One of the goals that I set for myself before starting college was that I had to get straight-A grades for my classes in school. How hard can it be (it’s SJSU, after all)? I felt that I was behind and below the rest of my friends who went to more prestigious colleges. Getting As would at least mean I’m accomplishing the best that I could, and that I would have a better chance at a future, whatever that “future” was going to be for me.
However, after every semester I realize more things about school, and my priorities have shifted.
One of the first things that I have accepted is that where you go to school doesn’t matter. People have been telling me this repeatedly, but it took me a while to internalize and accept it. People aren’t defined by the school they attended. In many ways, the institution’s culture affects and shapes our perceptions of the world, given that we spend around four years within their atmosphere. But you don’t introduce yourself to people by first saying which school you came from, because that’s not interesting at all.
Another thing I’ve accepted is that grades are not important, at least not as important as I thought they were. Every professor has their own way of grading course work, and yet all grades are considered equally on a college transcript. Some professors grade on the infamous bell curve, while other professors hack their grading scales based on whatever criteria they come up with during the course, extra credit et al. I waste a lot of time caring about what other people tell me what’s right and wrong, which is time I could instead use to focus on more important matters, like actual learning.

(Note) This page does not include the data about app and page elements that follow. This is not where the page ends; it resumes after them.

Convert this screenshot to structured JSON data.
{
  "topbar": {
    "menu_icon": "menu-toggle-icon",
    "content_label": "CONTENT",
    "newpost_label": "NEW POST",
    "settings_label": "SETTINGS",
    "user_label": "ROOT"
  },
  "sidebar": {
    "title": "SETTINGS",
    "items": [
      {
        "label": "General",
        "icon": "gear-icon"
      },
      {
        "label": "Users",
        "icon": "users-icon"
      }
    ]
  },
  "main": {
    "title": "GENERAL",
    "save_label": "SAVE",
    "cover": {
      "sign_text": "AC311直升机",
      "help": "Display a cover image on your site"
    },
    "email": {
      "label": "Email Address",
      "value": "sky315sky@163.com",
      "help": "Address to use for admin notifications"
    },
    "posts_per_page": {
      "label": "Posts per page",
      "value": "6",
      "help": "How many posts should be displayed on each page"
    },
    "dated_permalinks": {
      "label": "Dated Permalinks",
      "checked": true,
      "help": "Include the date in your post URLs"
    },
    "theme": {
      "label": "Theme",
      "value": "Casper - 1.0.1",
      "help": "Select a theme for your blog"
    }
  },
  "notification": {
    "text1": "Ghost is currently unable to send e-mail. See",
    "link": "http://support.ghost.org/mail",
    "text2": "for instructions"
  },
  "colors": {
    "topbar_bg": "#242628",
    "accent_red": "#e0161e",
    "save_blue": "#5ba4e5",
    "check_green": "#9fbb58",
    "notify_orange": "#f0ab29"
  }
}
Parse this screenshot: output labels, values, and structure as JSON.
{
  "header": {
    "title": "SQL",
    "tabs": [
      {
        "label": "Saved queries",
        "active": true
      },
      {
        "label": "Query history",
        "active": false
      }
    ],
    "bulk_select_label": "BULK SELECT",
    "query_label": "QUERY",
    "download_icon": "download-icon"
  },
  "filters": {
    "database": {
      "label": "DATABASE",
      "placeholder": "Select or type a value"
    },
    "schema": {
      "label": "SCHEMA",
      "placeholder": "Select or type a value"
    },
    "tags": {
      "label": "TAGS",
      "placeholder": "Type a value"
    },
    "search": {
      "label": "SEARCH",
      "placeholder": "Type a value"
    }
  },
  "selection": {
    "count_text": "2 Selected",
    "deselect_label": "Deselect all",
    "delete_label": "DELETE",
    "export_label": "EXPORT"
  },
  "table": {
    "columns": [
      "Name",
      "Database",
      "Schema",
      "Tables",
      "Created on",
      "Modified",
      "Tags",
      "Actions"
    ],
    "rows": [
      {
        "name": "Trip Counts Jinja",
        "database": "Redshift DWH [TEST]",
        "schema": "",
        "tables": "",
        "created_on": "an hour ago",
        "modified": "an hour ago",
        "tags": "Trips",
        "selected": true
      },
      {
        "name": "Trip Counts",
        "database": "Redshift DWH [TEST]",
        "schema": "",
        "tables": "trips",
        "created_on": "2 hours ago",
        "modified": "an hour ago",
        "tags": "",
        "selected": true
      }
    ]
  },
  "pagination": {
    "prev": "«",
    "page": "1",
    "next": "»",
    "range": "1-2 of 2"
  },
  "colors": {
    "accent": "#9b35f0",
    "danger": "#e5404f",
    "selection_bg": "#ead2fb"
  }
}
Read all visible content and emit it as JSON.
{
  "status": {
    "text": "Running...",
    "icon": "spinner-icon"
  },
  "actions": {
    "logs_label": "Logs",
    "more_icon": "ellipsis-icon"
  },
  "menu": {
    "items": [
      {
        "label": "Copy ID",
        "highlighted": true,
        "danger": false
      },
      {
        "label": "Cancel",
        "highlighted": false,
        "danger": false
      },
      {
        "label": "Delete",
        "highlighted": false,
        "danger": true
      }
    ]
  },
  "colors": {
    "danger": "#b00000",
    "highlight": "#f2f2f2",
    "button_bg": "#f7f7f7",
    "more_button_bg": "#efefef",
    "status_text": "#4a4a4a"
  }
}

Reading Salman Khan’s book, The One World Schoolhouse, reinforced the fact that there is plenty wrong about the modern school system, and not just financially speaking (as much as we complain about the rising costs of tuition). The issue with our schools is ingrained in the pedagogy. Sal’s book provides a lot of context for why the U.S. education system is the way it is, how Khan Academy is changing that space, the purpose of homework, and all sorts of other great points on education and what the future holds for it.
While reading Sal’s book, I had a couple of weeks where I was reading and watching a whole bunch of Bret Victor and John Taylor Gatto, and watched the college documentary Ivory Tower. A couple of my favorite pieces are Bret’s thoughts on teaching and Gatto’s The Six-Lesson Schoolteacher.
There was an interesting discussion last month on the College Opportunity Day of Action about innovation and higher education. The whole panel discussion is recorded on YouTube, and starts an hour into the video and lasts about an hour. One of the main points was rethinking the perceptions that we have about our education, but one point that stood out to me (it happens at about the 1:44:00 timestamp of the video) was one that Freeman Hrabowski made in the talk about the need to learn how to ask the right questions. introducing the topic by prefacing it with Isidor Isaac Rabi growing up in New York and coming home from school with his grandmother asking him “Did you ask a good question today?” while his friends’ mothers would ask their children “What did you learn in school today?” His grandmother’s question encouraged his curiosity.
What did you learn today?